Here is a good tutorial on hypersonic weapons. From Federico Pieraccini at strategic-culture.org:
As recently confirmed in a debate at the Brookings Institute by the Commandant of the United States Marine Corps, General Robert Neller, “there are military areas in which the United States maintains a technological advantage [over Russia and China], others in which there is substantial parity, and others in which the United States is lagging behind, revealing a technological gap with its peer competitors”.
The last point applies to weapons systems designed to operate at hypersonic speed. Let us start with the simple and pragmatic definition offered by The National Interest of hypersonic vehicles and weapons:
A hypersonic vehicle is one that moves through the atmosphere at a minimum speed of five times that of sound, or Mach 5. A hypersonic cruise missile travels continuously through the air employing a special high-powered engine. A hypersonic glide vehicle [HGV] is launched into space atop a ballistic missile, after which it maneuvers through the upper reaches of the atmosphere until it dives towards its target. Both vehicle types can carry either conventional or nuclear weapons.
As we can see, we are speaking here about technological developments that require money and scientific structures of the highest level to achieve such significant and complex results. The difficulty of implementing systems of such complexity is very well explained by Defense Review:
One of DR’s primary questions about the Russian and Chinese HAA/HGV [Hypersonic Attack Aircraft/Hypersonic Glide Vehicle] tech is whether or not the vehicles generate a plasma field/shield around it that can effectively camouflage the vehicle and/or disrupt an incoming high-powered laser beam, and thus avoid both detection and destruction during its flight. Russian scientists and military aircraft designers/developers have been experimenting with plasma field generation tech since the late 1970’s, so one would think they’re pretty far along by now. Oh, and let’s not forget China’s recent development of a new ultra-thin, lightweight “tunable” UHF microwave radar-absorbing stealth/cloaking material for both manned and unmanned combat aircraft and warships. The hits just seem to keep on coming. Its enough to drive a military defense analyst to drink.
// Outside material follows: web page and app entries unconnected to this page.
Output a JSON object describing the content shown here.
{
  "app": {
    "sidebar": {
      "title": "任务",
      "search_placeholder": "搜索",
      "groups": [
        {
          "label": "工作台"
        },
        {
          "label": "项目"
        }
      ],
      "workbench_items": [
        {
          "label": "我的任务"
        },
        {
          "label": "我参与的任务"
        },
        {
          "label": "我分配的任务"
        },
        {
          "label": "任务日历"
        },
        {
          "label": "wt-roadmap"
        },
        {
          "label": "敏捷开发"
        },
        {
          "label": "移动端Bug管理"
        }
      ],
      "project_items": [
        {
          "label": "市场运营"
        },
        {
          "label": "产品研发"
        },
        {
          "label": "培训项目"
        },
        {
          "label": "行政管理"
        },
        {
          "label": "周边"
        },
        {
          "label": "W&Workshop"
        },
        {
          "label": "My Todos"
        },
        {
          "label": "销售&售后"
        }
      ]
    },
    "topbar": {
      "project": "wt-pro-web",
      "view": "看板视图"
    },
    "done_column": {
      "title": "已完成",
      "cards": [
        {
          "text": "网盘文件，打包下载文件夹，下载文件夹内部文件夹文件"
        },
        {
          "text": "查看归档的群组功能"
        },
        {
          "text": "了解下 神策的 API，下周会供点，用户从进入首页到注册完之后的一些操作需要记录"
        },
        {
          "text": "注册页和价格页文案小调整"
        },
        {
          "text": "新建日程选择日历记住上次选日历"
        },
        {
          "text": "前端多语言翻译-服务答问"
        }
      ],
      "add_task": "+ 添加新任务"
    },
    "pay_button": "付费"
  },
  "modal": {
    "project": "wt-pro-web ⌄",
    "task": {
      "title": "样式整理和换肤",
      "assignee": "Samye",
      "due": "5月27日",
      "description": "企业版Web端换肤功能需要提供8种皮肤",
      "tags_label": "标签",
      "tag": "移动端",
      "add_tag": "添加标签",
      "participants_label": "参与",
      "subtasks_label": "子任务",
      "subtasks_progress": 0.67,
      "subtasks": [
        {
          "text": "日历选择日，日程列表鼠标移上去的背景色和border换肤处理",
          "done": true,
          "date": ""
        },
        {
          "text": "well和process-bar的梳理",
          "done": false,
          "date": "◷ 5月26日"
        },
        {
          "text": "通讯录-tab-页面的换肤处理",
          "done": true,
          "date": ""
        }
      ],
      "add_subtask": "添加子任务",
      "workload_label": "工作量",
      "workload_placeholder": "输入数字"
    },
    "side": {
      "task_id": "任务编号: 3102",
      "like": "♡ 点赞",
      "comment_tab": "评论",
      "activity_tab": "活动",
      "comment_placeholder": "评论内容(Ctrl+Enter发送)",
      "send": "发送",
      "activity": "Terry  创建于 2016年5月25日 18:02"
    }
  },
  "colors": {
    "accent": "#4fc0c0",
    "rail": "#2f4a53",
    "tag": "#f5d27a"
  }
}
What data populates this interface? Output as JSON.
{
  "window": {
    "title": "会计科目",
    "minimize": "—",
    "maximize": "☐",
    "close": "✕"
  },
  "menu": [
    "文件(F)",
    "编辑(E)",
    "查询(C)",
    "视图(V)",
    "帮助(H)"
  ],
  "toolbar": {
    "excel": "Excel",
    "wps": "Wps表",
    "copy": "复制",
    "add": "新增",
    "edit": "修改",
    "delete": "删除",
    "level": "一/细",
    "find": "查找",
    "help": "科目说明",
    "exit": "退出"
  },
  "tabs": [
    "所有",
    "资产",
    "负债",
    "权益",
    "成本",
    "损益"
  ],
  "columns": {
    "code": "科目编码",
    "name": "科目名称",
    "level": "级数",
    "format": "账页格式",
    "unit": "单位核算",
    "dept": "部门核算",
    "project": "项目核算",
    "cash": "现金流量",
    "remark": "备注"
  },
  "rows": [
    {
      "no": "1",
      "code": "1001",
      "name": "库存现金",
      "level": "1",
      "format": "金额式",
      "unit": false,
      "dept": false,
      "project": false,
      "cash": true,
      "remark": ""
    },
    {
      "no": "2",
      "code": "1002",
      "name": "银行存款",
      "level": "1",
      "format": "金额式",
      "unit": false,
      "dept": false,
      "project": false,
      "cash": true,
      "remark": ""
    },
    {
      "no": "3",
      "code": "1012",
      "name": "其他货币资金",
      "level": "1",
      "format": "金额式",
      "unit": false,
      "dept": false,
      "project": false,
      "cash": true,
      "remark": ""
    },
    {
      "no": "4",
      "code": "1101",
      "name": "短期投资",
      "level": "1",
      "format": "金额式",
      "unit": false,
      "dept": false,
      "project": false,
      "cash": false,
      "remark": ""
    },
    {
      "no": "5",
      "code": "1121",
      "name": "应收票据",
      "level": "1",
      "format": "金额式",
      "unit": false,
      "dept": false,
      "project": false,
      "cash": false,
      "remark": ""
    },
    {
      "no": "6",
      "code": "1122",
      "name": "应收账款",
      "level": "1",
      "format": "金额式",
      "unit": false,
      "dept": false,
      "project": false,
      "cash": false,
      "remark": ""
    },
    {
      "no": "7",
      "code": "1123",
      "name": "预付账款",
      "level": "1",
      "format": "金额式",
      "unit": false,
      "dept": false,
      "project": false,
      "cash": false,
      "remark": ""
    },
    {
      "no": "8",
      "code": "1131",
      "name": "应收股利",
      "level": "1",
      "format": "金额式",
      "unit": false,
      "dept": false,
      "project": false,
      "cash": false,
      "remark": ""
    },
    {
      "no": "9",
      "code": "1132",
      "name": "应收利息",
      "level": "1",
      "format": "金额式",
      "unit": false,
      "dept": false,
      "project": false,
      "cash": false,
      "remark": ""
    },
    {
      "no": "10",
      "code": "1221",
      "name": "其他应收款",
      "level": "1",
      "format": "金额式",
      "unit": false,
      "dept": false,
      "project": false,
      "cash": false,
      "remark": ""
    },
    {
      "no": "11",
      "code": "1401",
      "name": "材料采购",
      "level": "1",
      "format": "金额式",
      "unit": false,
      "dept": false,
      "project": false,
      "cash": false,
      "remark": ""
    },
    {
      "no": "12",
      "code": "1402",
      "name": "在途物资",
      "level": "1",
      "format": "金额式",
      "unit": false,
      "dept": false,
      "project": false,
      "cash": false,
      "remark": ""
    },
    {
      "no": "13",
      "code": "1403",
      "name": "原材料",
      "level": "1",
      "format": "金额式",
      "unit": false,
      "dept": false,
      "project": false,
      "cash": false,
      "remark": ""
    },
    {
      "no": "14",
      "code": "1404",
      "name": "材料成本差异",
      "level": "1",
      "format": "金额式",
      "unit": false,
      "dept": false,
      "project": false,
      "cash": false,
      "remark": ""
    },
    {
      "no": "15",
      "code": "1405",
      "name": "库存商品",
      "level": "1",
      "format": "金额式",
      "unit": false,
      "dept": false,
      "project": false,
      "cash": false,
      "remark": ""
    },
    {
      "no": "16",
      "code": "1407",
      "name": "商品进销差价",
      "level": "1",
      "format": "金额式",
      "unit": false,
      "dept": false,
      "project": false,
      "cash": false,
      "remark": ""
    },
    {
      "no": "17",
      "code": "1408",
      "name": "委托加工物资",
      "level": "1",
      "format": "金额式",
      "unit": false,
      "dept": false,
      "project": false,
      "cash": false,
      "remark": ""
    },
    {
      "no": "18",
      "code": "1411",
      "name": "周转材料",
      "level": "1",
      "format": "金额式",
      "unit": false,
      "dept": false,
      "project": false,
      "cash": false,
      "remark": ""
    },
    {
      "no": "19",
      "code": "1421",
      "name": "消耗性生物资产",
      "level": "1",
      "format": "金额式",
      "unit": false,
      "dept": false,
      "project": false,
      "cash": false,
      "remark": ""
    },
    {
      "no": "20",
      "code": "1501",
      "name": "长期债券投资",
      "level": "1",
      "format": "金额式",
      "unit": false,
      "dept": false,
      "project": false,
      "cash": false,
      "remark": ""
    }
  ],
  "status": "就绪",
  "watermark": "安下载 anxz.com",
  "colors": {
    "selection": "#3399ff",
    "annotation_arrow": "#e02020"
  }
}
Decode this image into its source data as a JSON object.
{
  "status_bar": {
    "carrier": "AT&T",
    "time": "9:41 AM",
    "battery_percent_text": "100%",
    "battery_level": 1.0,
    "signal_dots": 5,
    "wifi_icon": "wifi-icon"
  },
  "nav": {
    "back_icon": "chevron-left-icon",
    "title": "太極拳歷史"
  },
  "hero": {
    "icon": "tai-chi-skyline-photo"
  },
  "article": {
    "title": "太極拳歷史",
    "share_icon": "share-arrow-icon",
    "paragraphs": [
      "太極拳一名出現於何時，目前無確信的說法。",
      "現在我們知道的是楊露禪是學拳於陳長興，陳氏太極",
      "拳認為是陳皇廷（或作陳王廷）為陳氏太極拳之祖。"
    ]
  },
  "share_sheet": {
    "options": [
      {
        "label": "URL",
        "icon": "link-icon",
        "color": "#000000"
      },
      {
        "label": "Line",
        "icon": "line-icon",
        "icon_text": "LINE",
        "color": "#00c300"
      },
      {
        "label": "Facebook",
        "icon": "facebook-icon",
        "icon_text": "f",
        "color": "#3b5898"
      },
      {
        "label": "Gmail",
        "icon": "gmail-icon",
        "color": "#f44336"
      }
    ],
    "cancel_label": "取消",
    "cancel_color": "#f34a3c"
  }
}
Another area of complexity concerns the communication between the hypersonic flight carrier and and its land-based components, especially if the re-entry vehicle is to be maneuvered remotely.
To continue reading: Hypersonic Weapons: The Perfect Tool for Asymmetrical Warfare